A third modeling approach utilizes “neural network” technology, whose advantage is nonlinear modeling without a prior knowledge of the equation form. Each method has its pros and cons.
Deployment is the process of putting the inferential equation online. Often, this is a simple matter of configuring the calculation on the DCS, like any other calculated point, where it can be used for monitoring, tied to regulatory controls, or incorporated into MPC. Where commercial modeling software is used, such as inferential toolkits or neural network packages, deployment may involve installing and configuring licensed components on the DCS.
Support is the process of assuring continued reliability of the inferential and generally consists of two activities: updating the “bias” based on ongoing lab results and validating long-term inferential performance by inspecting bias trends or applying statistical quality control (SQC) techniques. Although ideally the inferential serves in lieu of lab analyses, in most cases, lab sampling continues to some degree, and the results are used immediately to adjust the inferential bias and over the long term to validate overall performance.
Bias updating involves comparing each lab result with the inferential value and adjusting the bias, typically by 25% or 50% of the error, and with a maximum update limit based on the lab test standard deviation. The bias update mechanism keeps the inferential on track over the long term and responds, albeit gradually over the course of multiple samples, to process changes that may not be accurately reflected in the inferential inputs, the chosen equation form, or the modeling data set. Unrealistic lab results, i.e., those outside of engineering limits or those resulting in an inferential error of more than 3 sigma, are typically ignored by the bias update routine.
Inferentials for control

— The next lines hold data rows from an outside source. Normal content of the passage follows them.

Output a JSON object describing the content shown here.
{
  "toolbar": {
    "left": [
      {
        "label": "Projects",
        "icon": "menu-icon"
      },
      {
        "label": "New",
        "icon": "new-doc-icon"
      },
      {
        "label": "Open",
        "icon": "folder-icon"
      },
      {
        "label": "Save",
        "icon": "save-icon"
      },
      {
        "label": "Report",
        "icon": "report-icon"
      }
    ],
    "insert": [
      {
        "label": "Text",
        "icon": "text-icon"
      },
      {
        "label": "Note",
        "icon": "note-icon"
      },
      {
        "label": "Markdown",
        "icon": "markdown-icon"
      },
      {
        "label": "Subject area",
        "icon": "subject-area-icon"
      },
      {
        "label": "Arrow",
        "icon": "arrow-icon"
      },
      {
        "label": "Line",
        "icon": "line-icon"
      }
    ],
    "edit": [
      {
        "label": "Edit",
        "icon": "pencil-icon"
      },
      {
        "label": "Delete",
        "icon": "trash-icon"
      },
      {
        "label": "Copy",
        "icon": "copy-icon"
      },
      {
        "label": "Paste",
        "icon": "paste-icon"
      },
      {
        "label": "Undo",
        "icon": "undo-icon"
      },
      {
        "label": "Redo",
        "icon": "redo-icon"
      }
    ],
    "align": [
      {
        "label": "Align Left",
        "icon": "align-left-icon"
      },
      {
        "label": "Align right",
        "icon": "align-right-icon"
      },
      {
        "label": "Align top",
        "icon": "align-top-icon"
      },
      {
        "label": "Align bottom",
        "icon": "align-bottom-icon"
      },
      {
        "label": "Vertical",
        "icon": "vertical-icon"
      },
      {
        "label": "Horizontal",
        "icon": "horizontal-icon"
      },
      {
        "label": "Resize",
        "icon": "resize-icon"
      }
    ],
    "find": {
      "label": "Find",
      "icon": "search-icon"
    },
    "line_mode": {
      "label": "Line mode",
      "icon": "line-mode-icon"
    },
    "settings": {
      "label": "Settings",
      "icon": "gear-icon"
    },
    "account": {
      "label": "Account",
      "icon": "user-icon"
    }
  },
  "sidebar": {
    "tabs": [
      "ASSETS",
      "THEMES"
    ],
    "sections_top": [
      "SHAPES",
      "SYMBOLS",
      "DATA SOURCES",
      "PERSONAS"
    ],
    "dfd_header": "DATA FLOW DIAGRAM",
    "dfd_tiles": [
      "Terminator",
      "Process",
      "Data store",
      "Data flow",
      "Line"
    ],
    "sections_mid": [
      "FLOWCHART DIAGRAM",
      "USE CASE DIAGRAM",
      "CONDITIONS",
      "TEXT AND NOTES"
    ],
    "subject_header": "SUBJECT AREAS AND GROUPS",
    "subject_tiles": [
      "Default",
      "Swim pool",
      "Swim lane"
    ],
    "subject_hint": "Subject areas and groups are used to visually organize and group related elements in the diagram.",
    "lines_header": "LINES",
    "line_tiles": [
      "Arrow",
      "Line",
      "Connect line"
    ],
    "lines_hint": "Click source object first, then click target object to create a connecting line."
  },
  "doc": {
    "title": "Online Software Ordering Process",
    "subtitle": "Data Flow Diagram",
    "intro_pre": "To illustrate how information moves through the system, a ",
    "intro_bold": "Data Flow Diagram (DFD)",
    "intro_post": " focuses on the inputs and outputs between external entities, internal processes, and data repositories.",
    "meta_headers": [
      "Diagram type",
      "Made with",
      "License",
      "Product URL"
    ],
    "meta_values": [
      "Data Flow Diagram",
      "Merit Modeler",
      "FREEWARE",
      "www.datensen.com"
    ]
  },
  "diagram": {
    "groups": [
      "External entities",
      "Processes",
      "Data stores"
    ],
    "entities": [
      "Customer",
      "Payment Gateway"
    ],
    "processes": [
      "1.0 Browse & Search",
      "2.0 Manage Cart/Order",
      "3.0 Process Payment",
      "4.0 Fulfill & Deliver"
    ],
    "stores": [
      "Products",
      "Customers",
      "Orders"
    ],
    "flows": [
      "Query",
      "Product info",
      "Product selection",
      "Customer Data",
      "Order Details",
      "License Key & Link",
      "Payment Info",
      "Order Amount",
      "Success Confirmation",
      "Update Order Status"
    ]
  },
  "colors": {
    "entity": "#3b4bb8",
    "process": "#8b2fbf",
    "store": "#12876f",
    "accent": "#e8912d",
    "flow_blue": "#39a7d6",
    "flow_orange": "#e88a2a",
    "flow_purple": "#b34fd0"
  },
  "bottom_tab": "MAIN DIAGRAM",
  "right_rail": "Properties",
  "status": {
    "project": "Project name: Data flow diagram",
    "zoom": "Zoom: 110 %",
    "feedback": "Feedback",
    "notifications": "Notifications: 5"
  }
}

Although inferentials are often thought of as working hand-in-hand with multi-variable control (MPC), inferentials are also readily incorporated in regulatory controls. For example, in a crude distillation column, a diesel cutpoint inferential can be cascaded to draw rate at the regulatory level. This is an effective approach to capturing the benefits of inferentials without the overhead, unreliability, and operational difficulty of MPC.
In some cases, an inferential is used to provide a continuing real-time result between online analyzer results, to fill the several-minute cycle gap typical of on-stream analyzers. In this case, inferential accuracy is not as important since there is less time for drift; although if the inferential is expected to fill in for lengthy periods of analyzer downtime, then inferential reliability and bias updating again become essential.
Treating bad actors
Not all process parameters lend themselves to reliable inferential modeling. Those that relate to liquid-vapor equilibrium, such as distillation separation, are generally easy to model and robust in performance. Viscosity, sulfur, and many other properties are generally difficult and often impossible to model. In between are some models wherein low-bar performance may be the best that can be accomplished, but it is still better than nothing.
Where an inferential fails to perform as expected, it is usually due to missing an important input (which may be unavailable or simply overlooked), an incomplete modeling data set (some operating modes are unrepresented), or an inappropriate equation form, whether empirical or first principles based.
Return to Previous Page